Many students were grateful to be presented with the facts, but the student body was mostly split on the issue, he said.
Surveys sent to alumni have also come back with mixed results, and only about 10 percent of those sent out have been returned, so it is hard to gauge the sentiment of the alumni community, Carcasson said.
Location and campus impacts are some of the biggest issues with the potential project, as well as uncertainty about what might be done with Hughes Stadium.
Subcommittee members encouraged the members of different groups, like pro-stadium Be Bold, and stadium opposition group Save Our Stadium, Hughes, to do research to back up their arguments.
This subcommittee will also begin work on the issue of traffic and parking moving forward.
The idea of backing up findings with more facts and research was echoed by those in the crowd, including Colorado Rep. John Kefalas, who attending the meeting. It is “critical” that whatever recommendations the committee may make are backed up by facts, Kefalas said.
Kefalas represents District 52, which encompasses the eastern half of Fort Collins. He is also a CSU alum.
“I haven’t taken a position,” Kefalas said, “but I do have concerns and skepticism. There needs to be clear evidence that whatever is ultimately recommended is the right choice.”
Many members of Save Our Stadium, Hughes attended the meeting, including Bob Vangermeersch, who said that the opposition group would continue to work over the summer on ideas for repurposing Hughes and on putting together events of their own to raise awareness of their concerns.
The group is circulating petitions that have between 5,000 and 6,000 signatures, he said.
“This is the nicest stadium we don’t need,” Vangermeersch said. “The question is, ‘Where can we cram it into the present campus?'”
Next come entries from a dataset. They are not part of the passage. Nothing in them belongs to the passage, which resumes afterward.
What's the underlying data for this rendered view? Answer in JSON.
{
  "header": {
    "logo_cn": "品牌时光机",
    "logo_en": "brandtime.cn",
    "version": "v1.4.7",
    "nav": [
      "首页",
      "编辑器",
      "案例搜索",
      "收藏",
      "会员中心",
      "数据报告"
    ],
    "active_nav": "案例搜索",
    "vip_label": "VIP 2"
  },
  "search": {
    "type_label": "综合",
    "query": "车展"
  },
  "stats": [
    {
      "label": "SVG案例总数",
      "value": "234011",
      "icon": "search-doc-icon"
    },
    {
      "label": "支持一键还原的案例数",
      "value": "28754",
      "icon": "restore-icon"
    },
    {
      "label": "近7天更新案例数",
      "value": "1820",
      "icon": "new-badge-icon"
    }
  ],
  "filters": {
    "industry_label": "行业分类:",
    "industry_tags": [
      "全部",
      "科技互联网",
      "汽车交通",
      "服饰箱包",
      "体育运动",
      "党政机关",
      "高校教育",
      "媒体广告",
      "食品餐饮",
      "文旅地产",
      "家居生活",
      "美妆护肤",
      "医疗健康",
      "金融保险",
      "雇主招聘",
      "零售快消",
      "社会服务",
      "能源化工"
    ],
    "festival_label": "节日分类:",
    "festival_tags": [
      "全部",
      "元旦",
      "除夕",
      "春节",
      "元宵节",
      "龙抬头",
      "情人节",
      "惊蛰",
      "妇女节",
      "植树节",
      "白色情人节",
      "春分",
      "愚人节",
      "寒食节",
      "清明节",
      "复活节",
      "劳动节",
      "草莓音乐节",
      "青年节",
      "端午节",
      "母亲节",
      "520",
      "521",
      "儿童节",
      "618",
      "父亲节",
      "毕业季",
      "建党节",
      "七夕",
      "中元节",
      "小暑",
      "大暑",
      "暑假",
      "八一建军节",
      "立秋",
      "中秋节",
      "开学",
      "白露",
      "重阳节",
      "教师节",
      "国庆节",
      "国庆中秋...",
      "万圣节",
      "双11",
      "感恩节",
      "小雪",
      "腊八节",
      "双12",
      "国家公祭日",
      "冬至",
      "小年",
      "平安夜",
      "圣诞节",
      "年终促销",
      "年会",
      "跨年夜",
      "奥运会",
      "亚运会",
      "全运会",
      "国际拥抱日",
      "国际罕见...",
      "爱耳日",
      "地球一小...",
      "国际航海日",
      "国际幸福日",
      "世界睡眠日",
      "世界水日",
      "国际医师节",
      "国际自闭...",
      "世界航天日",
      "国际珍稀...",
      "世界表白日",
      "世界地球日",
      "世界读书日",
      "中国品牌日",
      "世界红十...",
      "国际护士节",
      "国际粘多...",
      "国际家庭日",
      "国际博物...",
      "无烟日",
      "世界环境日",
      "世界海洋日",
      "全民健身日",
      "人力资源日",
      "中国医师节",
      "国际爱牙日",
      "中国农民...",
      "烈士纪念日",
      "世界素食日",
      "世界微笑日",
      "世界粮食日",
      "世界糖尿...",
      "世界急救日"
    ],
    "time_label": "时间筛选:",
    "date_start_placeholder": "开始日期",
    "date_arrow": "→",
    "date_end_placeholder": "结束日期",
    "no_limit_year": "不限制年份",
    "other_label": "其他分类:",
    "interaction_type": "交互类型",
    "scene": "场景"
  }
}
The committee as a whole is expected to make a final report to Frank in mid-August, according to Parsons. Any decision made by Frank must also be approved by the CSU Board of Governors.